* **WHAT YOU ARE ASKED TO DO**: Please copy out the records that follow, word for word.

* **PROVIDED INFORMATION**:
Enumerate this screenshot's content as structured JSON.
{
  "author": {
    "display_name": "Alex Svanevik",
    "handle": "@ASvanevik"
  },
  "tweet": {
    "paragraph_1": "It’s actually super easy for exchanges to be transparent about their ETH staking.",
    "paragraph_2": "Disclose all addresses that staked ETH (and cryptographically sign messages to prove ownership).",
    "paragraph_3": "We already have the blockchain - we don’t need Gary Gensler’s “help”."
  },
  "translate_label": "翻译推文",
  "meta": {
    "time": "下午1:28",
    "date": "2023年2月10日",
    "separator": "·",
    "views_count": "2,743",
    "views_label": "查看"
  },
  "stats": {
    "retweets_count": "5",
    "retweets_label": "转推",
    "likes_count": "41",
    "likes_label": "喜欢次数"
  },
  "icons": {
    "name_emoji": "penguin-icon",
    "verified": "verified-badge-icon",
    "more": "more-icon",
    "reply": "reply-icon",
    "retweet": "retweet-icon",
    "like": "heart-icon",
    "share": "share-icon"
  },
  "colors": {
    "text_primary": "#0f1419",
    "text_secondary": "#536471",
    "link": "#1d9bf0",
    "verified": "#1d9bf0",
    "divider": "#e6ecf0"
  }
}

* **RESPONSE**:
Enumerate this screenshot's content as structured JSON.
{
  "author": {
    "display_name": "Alex Svanevik",
    "handle": "@ASvanevik"
  },
  "tweet": {
    "paragraph_1": "It’s actually super easy for exchanges to be transparent about their ETH staking.",
    "paragraph_2": "Disclose all addresses that staked ETH (and cryptographically sign messages to prove ownership).",
    "paragraph_3": "We already have the blockchain - we don’t need Gary Gensler’s “help”."
  },
  "translate_label": "翻译推文",
  "meta": {
    "time": "下午1:28",
    "date": "2023年2月10日",
    "separator": "·",
    "views_count": "2,743",
    "views_label": "查看"
  },
  "stats": {
    "retweets_count": "5",
    "retweets_label": "转推",
    "likes_count": "41",
    "likes_label": "喜欢次数"
  },
  "icons": {
    "name_emoji": "penguin-icon",
    "verified": "verified-badge-icon",
    "more": "more-icon",
    "reply": "reply-icon",
    "retweet": "retweet-icon",
    "like": "heart-icon",
    "share": "share-icon"
  },
  "colors": {
    "text_primary": "#0f1419",
    "text_secondary": "#536471",
    "link": "#1d9bf0",
    "verified": "#1d9bf0",
    "divider": "#e6ecf0"
  }
}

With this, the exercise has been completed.